Keep Your Business “UN-Professional”

I don’t know about you, but I am beginning to get tired of hearing how important it is to “professionalize our family businesses”. The implication here is that we are “un-professional”.

Granted, in some of our businesses, the family is over-bearing, and stifles growth and development. But, the vast majority of us are striking a good balance between being a family business, and adopting more formalized business practices. After all, this is our “sweet spot”. This is what makes us unique, and gives us a tremendous competitive advantage over non-family businesses.

I’m not advocating to avoid changing and growing our businesses to the next level. But, if we allow ourselves to adopt too many big corporate attributes, eventually we will lose our identity and competitive advantage of being a family business. Conversely, running our businesses too informally, might prevent us from attracting key management prospects, and lead to weak strategic planning.

The key here is balance. Manage your business with the best of both; maintain your identity of being a family business, while gradually allowing big company organization structure to creep in. Never forget the family values and entrepreneurial spirit that your business was founded on.

A Life Course Approach to the Entrepreneurial Family (Part I)

A Life Course Approach Cornell University
to the Entrepreneurial Family (Part I)

by Phyllis Moen
Cornell University

Introduction

This paper describes the utility of applying a life course approach to analysis of theentrepreneurial family. A life course viewhighlights the dynamic processes of development and change over the life span,as well as the importance ofthe social contexts of families, businesses, and lives. Both the life course (Elder, 1992, 1995) and ecology of human development (Bronfenbrenner, 1979; Moen et al., 1995) paradigms underscore the social forces that shape employment–such as starting, stopping, or expanding a business–and their economic, social, and psychological consequences.

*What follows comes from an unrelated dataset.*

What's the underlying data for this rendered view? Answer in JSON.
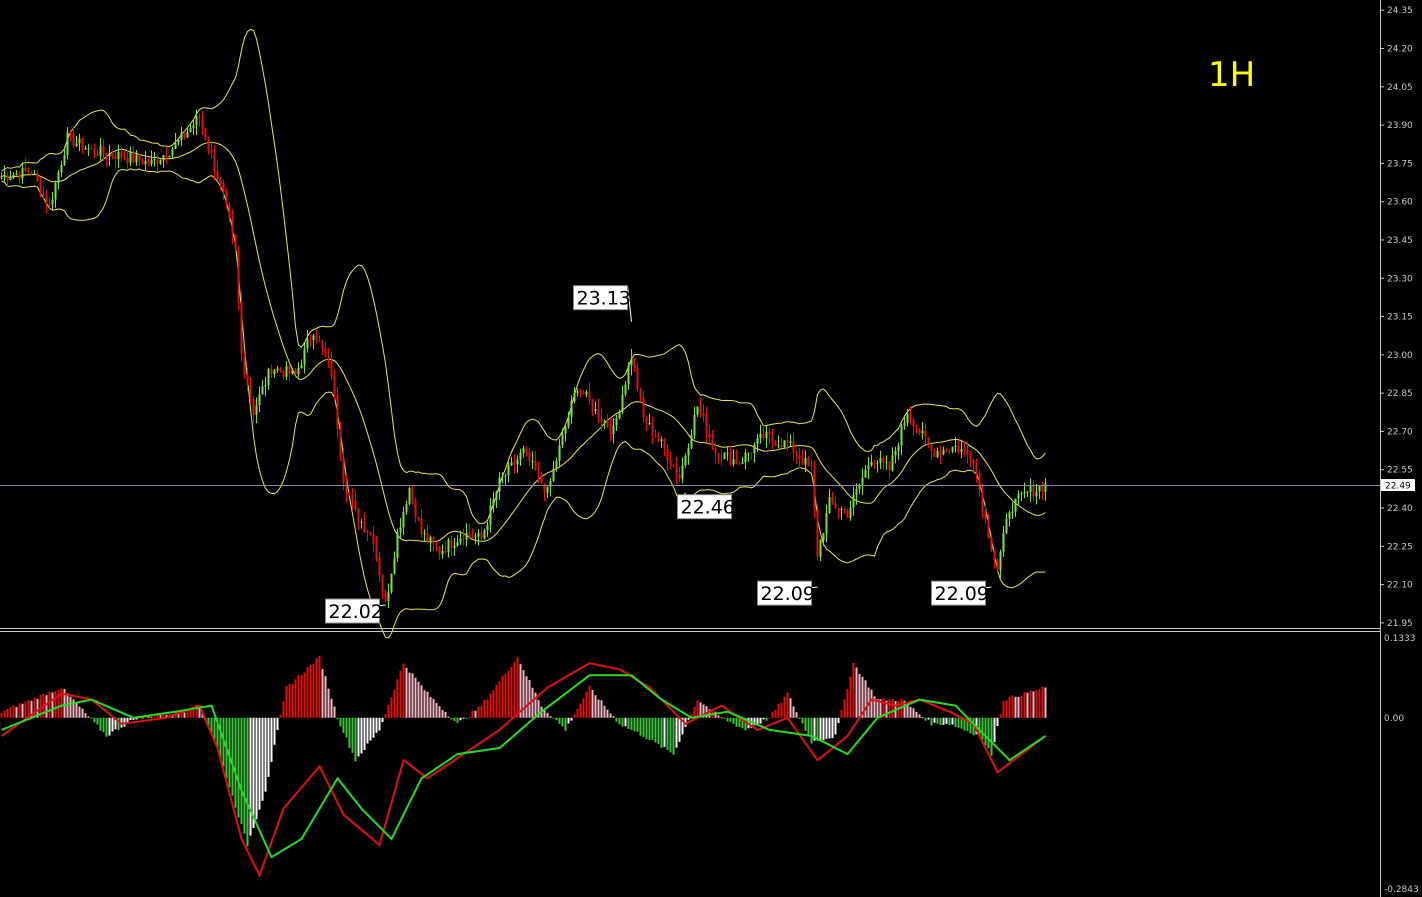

A life course perspective challenges traditional ways of investigating the interplay between work and family.For example, instead of considering snap-shots of family businesses at any one point in time, a life course approach focuses on pathways, considering roletransitions, trajectories, and turning points in lives–and family businesses–over time. The life course reflects the interweave ofwork, family, and community roletrajectories that change in conjunction with age,as well as with changing circumstances and options. Thus, an individual life can be characterized as a series of interrelated trajectories through both occupational and family “careers.”In fact, one useful way of depicting the life course is as a series of movements in and out of various roles (Elder, 1992, 1995). More…